Associate Professor from the university’s Faculty of Māori and Indigenous Studies, Maui Hudson, said it’s the first time a conference has focussed specifically on the field of Indigenous genomics and with papers presented entirely by Indigenous speakers.
“While there is a growing interest in working with Indigenous genomes, from both people and the environment in research worldwide, there are only a small number of Indigenous people internationally working in this field.”
He said genomics research as a field was shifting from just being available for people with rare diseases and cancers, to a place where, over time, genome sequences would become a normal part of peoples’ medical records and would be used to target medicines specific for a patients’ genetic makeup.
The problem for Indigenous populations, however, was the reference genomes used to inform precision medicine have been produced for European populations.
Dr Phil Wilcox from the University of Otago is currently leading work in New Zealand to create a reference genome for the Māori population, which could be used as a basis for clinical diagnoses around genetic conditions specific to Māori. There was similar work happening with some First Nations communities in Canada too.
“We know if we want to create precision medicines for Indigenous communities, we need population specific reference genomes for Indigenous communities, and that’s what this work is about.”
However, he said there were often challenges around that work happening.
“A history of marginalisation and mistrust of genetic research and, in particular, the treatment and storage of tissue used in genome research has been a large barrier for Indigenous peoples,” he said.
As a result, Professor Hudson, Dr Wilcox and their colleagues created the world’s first Indigenous led guidelines for research with Māori.
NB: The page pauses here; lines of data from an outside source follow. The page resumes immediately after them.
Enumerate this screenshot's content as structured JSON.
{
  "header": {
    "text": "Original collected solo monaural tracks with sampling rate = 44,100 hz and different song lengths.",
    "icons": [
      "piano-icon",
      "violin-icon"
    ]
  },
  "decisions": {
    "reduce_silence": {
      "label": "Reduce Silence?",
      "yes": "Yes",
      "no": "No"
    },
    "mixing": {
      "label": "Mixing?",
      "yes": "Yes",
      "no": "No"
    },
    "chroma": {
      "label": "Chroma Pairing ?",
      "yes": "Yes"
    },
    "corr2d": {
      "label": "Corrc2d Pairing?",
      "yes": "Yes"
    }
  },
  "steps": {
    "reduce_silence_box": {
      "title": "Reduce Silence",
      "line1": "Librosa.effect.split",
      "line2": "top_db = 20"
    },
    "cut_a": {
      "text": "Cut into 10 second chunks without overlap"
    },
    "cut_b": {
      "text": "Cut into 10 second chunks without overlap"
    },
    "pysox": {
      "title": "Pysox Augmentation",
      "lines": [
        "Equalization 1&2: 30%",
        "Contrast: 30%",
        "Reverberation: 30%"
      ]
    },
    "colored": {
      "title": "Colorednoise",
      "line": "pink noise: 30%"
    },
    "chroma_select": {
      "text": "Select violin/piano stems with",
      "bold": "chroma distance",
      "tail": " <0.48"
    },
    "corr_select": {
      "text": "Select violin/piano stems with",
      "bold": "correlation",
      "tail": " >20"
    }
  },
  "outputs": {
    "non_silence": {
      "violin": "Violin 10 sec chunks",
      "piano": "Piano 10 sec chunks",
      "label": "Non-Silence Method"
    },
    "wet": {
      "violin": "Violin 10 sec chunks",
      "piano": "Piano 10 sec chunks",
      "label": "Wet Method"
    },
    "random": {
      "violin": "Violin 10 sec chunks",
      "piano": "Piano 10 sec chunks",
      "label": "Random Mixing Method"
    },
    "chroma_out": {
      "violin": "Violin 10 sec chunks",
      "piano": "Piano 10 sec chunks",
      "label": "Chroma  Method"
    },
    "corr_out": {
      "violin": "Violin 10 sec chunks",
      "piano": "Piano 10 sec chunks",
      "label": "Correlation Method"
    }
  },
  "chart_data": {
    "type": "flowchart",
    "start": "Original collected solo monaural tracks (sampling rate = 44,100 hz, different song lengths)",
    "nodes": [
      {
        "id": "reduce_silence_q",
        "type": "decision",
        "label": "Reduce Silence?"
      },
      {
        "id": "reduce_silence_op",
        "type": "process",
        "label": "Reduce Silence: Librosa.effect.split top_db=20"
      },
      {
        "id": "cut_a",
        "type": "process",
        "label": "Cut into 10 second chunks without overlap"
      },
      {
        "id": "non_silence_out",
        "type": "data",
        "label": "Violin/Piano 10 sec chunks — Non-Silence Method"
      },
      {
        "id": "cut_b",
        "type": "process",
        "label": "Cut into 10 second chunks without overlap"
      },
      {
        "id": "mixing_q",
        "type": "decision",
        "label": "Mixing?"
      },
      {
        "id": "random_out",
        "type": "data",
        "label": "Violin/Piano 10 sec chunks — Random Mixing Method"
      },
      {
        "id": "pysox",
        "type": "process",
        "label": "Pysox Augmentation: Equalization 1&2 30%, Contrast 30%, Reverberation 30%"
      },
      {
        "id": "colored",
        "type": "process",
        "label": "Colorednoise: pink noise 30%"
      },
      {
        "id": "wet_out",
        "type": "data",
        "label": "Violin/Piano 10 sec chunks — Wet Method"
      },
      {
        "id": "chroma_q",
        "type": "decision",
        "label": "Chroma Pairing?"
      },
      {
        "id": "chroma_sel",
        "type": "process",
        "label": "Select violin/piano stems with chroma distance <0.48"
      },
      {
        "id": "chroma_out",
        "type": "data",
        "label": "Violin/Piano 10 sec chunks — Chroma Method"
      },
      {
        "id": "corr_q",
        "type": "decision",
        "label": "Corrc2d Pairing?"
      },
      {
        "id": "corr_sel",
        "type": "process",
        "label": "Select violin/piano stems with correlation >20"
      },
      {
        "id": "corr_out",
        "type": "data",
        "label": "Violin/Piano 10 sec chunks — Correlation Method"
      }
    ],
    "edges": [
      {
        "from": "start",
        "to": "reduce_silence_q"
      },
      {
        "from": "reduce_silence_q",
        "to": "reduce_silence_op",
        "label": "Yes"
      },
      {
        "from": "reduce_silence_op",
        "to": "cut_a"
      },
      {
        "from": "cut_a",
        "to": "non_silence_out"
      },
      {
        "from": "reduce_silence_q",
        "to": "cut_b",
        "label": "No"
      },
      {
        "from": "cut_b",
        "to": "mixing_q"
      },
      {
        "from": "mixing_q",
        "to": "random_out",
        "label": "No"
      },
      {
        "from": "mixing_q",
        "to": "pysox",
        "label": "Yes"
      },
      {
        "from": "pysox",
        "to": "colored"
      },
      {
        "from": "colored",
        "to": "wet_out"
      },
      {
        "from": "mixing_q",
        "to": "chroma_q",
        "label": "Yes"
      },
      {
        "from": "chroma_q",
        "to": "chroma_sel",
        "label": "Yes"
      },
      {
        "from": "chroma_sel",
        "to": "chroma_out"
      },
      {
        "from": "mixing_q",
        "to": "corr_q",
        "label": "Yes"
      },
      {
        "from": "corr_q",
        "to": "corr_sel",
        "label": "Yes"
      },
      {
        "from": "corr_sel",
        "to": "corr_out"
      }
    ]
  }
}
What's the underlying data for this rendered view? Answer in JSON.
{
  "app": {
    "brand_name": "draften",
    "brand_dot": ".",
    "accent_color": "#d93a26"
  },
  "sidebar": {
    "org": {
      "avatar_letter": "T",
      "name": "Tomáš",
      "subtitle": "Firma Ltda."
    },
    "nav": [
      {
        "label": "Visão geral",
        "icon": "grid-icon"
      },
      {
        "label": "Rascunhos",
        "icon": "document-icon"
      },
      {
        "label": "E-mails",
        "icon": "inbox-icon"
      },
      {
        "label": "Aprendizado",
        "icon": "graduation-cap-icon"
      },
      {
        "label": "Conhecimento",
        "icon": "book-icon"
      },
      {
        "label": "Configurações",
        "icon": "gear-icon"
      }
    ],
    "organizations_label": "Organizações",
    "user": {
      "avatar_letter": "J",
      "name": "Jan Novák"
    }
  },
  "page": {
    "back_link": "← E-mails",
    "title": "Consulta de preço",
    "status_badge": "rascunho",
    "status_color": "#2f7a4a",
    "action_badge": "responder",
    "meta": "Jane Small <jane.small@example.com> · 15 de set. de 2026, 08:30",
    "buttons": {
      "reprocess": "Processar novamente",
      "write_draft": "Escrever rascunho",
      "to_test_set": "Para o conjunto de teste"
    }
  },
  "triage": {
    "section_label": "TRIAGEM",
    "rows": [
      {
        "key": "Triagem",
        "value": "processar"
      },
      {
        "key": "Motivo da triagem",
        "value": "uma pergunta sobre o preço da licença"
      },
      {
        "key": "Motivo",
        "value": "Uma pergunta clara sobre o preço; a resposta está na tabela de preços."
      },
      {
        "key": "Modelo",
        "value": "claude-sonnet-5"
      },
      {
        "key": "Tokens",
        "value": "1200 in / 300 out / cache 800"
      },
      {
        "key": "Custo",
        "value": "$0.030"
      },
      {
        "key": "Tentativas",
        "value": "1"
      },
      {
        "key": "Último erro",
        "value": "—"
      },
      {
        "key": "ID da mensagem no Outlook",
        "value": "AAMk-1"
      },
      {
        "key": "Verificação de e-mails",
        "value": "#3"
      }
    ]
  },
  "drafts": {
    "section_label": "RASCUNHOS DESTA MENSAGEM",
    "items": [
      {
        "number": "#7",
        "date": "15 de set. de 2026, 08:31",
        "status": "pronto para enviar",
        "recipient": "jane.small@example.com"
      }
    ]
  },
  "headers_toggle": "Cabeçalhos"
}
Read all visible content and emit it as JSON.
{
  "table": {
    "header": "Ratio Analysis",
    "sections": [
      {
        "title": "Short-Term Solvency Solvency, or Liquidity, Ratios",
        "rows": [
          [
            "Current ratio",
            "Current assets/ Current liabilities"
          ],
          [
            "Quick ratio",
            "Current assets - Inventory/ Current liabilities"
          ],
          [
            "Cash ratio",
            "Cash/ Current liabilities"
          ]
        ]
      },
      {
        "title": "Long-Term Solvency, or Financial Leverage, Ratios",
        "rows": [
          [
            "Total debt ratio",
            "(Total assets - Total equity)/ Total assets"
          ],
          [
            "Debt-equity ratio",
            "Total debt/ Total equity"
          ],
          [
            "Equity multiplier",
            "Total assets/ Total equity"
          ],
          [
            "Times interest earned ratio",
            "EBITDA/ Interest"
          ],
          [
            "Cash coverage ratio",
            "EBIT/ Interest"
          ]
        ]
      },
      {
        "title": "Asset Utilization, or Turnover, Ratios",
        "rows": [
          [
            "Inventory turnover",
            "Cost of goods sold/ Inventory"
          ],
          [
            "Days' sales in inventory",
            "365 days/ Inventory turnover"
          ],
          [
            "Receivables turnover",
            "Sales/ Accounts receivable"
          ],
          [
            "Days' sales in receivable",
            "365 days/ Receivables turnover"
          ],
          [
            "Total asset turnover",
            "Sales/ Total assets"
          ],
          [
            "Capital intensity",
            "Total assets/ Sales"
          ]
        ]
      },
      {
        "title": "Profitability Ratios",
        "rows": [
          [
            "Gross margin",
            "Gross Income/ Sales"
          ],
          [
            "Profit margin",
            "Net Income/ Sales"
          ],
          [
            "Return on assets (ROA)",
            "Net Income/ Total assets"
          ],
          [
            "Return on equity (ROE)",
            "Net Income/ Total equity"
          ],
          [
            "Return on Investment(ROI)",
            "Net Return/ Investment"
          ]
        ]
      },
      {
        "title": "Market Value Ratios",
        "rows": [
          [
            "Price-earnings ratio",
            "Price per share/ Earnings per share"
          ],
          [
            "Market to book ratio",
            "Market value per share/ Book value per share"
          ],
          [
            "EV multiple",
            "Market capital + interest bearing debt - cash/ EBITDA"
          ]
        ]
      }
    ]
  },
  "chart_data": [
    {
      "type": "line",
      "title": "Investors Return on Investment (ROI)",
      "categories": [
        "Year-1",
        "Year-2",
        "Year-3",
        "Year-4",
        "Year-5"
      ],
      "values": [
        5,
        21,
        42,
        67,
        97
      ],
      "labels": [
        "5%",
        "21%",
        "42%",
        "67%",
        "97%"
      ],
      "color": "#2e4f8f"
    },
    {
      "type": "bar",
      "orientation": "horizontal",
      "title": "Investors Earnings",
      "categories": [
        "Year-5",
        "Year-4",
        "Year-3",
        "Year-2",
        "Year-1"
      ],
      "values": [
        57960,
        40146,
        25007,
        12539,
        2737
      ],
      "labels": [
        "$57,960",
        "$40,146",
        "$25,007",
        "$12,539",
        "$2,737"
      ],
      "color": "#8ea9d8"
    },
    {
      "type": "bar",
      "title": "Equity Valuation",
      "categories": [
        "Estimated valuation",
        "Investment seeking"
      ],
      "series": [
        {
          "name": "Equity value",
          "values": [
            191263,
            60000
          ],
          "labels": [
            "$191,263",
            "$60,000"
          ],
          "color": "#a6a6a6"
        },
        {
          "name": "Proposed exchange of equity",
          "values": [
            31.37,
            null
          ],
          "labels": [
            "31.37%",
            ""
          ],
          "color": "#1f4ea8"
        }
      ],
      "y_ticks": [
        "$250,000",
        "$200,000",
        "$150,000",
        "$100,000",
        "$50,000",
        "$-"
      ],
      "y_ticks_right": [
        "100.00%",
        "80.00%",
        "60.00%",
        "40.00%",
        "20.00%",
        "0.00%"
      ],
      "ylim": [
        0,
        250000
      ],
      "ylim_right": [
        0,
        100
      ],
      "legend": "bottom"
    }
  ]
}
“What we found was while there had been a general aversion of getting involved in genetic research, a number of Māori have conditions that require this kind of intervention and they don’t really have a choice.”
He said for Māori, concerns centred on the protection of whakapapa and through their work they had adopted the concept of Tākoha.
He said koha is often conceptualised as a gift. Tākoha is a form of gifting that recognises the tapu associated with a gift and indicates that conditions are to be applied to the taonga being gifted.
“It is centred on the idea that the gift being given when people participate in genome research is the gift of responsibility, rather than physical tissue samples themselves. The Te Mata Ira guidelines outline what those responsibilities look like.”
Professor Hudson shared information about his latest project to develop biocultural labels at the conference. The labels are designed to create transparency around research with Indigenous genomes, integrity in how the information is being used, and maintain the provenance of the information over time to ensure participants continued to benefit from any future developments.
Dr Katharina Ruckstuhl, another of the co-conveners of SING Aotearoa, felt the presentations at the SING Indigenous Genomics Conference shared ideas from other Indigenous communities about the nature of responsible genomic research.
“The conference gives us a chance to explore how the SING consortia can expand training to other communities around the globe including non-Indigenous science communities,” she said.